> **WHAT IS EXPECTED**
The records that follow are to be reproduced verbatim.

(App and web page records)
------------------------
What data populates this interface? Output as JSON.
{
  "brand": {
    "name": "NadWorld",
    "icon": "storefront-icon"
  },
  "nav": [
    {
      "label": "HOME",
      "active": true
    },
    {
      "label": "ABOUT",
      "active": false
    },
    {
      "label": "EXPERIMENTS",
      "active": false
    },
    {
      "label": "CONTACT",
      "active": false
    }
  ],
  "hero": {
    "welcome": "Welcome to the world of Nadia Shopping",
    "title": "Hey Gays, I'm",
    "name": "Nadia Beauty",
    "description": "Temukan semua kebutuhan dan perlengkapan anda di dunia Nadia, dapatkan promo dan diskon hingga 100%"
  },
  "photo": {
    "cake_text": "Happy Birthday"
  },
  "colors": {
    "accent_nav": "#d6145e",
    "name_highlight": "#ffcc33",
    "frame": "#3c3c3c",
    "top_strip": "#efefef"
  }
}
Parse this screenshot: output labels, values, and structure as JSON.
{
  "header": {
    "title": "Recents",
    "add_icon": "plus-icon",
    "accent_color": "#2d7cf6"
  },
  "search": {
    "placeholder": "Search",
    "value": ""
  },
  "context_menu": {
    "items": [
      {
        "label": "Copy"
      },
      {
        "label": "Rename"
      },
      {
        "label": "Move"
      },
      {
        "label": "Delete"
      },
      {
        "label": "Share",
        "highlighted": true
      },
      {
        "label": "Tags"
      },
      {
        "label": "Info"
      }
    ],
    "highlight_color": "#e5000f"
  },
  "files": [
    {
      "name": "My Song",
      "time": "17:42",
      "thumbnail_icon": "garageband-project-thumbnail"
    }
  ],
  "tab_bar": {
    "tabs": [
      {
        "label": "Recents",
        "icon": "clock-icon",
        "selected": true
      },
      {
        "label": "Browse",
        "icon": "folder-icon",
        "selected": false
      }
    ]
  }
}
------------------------
> **EXPECTED OUTPUT**
What data populates this interface? Output as JSON.
{
  "brand": {
    "name": "NadWorld",
    "icon": "storefront-icon"
  },
  "nav": [
    {
      "label": "HOME",
      "active": true
    },
    {
      "label": "ABOUT",
      "active": false
    },
    {
      "label": "EXPERIMENTS",
      "active": false
    },
    {
      "label": "CONTACT",
      "active": false
    }
  ],
  "hero": {
    "welcome": "Welcome to the world of Nadia Shopping",
    "title": "Hey Gays, I'm",
    "name": "Nadia Beauty",
    "description": "Temukan semua kebutuhan dan perlengkapan anda di dunia Nadia, dapatkan promo dan diskon hingga 100%"
  },
  "photo": {
    "cake_text": "Happy Birthday"
  },
  "colors": {
    "accent_nav": "#d6145e",
    "name_highlight": "#ffcc33",
    "frame": "#3c3c3c",
    "top_strip": "#efefef"
  }
}
Parse this screenshot: output labels, values, and structure as JSON.
{
  "header": {
    "title": "Recents",
    "add_icon": "plus-icon",
    "accent_color": "#2d7cf6"
  },
  "search": {
    "placeholder": "Search",
    "value": ""
  },
  "context_menu": {
    "items": [
      {
        "label": "Copy"
      },
      {
        "label": "Rename"
      },
      {
        "label": "Move"
      },
      {
        "label": "Delete"
      },
      {
        "label": "Share",
        "highlighted": true
      },
      {
        "label": "Tags"
      },
      {
        "label": "Info"
      }
    ],
    "highlight_color": "#e5000f"
  },
  "files": [
    {
      "name": "My Song",
      "time": "17:42",
      "thumbnail_icon": "garageband-project-thumbnail"
    }
  ],
  "tab_bar": {
    "tabs": [
      {
        "label": "Recents",
        "icon": "clock-icon",
        "selected": true
      },
      {
        "label": "Browse",
        "icon": "folder-icon",
        "selected": false
      }
    ]
  }
}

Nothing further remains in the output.